As such, it’s important for bloggers to be aware of some of the more common copyright pitfalls that come from blogging and, more importantly, how to avoid them.
With that in mind, here are three of the most common copyright blunders bloggers make and what can be done to prevent yourself from falling into them. Fortunately, all are easy mistakes to see and avoid, if you know to look for them. read more
Tags: Blogging, copyright, creative commons, DMCA, fair use, images, Photos, takedown
April 15, 2011
As we talked about last week, whenever you post a blog entry, upload a photograph to your Flickr account or post a video to YouTube, you’re creating copyrighted work and sharing it with the Internet.
As the creator and copyright holder of that work, you have certain rights and protections over it, including the ability to bar others from making unauthorized copies or publicly display/perform the work.
However, you might not want to enforce all of those rights. For example, you might be perfectly happy to let others copy your work and post it on their sites provided they give attribution back. Or, you might be happy to have them print out copies for their personal use so long as they don’t attempt to sell them.
This is where content licensing comes into play. It’s the means by which you give someone (or everyone) a certain amount of rights to use your work even though that use, without your permission, would have been a copyright infringement.
As such, it’s important to understand the basics of copyright licensing and what some of the options are out there. This is so you can maximize what you get out of your writing and, equally importantly, prevent misunderstandings and accidental infringements by others.
With that in mind, here’s a basic rundown of what you need to know to be savvy about content licensing on the Web.
Tags: cc, content, contract, copyright law, creative commons, GPL, licensing
November 16, 2009
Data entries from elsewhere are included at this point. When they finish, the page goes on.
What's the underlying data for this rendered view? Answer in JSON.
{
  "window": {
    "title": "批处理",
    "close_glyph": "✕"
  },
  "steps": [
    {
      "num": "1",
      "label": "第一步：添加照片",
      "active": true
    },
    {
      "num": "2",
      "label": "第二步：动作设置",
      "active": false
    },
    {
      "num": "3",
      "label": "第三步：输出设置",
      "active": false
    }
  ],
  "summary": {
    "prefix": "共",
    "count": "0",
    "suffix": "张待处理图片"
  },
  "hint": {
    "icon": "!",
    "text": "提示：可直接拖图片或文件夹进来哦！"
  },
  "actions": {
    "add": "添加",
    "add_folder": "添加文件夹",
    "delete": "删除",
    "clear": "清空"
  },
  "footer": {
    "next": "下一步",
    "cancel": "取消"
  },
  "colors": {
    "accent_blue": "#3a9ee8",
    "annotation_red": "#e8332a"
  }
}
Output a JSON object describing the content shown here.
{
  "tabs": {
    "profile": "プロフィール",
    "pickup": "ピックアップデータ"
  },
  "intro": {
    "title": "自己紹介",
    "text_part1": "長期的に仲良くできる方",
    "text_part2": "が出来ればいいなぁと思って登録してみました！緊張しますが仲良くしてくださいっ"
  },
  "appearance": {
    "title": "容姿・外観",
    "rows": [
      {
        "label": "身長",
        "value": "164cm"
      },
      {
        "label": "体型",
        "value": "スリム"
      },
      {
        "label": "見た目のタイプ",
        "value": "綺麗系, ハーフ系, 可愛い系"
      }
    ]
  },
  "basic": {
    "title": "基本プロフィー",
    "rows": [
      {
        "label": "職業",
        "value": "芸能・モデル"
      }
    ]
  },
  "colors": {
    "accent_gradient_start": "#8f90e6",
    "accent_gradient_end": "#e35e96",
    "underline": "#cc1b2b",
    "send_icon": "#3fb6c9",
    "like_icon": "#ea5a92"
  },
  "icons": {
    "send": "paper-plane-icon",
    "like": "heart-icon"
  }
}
Most bloggers understand the importance and the value in creating original content. Most would be at least somewhat upset to their own writing used on other sites without permission or attribution and many actively track their work for misuse.
However, there is more to being a good copyright citizen than just writing your own content, quoting only what you need to in your entries and attributing your sources. Your blog is much more than just text and there are many copyright “hazards” that even well-intended bloggers can step in.
That’s why last year, almost to the day, I wrote an article about holiday copyright hazards for bloggers to avoid, But while the holidays are an especially dangerous time for copyright issues, they are a potential thorn in the side year around.
So with that in mind, here are five copyright hazards to avoid, regardless of the time of year. read more
Tags: Blogging, content theft, copyright, copyright infringement, creative commons, images, plagiarism
April 14, 2009
There is a vote underway on wether or not Wikimedia should adapt the Creative Commons Attribution-ShareAlike license or not. The reason is that there are some possible issues with the current GNU Free Documentation License, which would be retained as well. Naturally, Creative Commons are thrilled about the prospect:
This migration would be a huge boost for the free culture movement, and for Wikipedia and Creative Commons — until the migration happens there is an unnecessary licensing barrier between the most important free culture project (Wikipedia of course, currently under the Free Documentation License, intended for software documentation) and most other free culture projects and individual creators, which use the aforementioned CC BY-SA license.
To vote you need to have at least 25 Wikipedia edits before March 15. The vote will be open until May 3, 2009.
Tags: creative commons, vote, Wikimedia, Wikipedia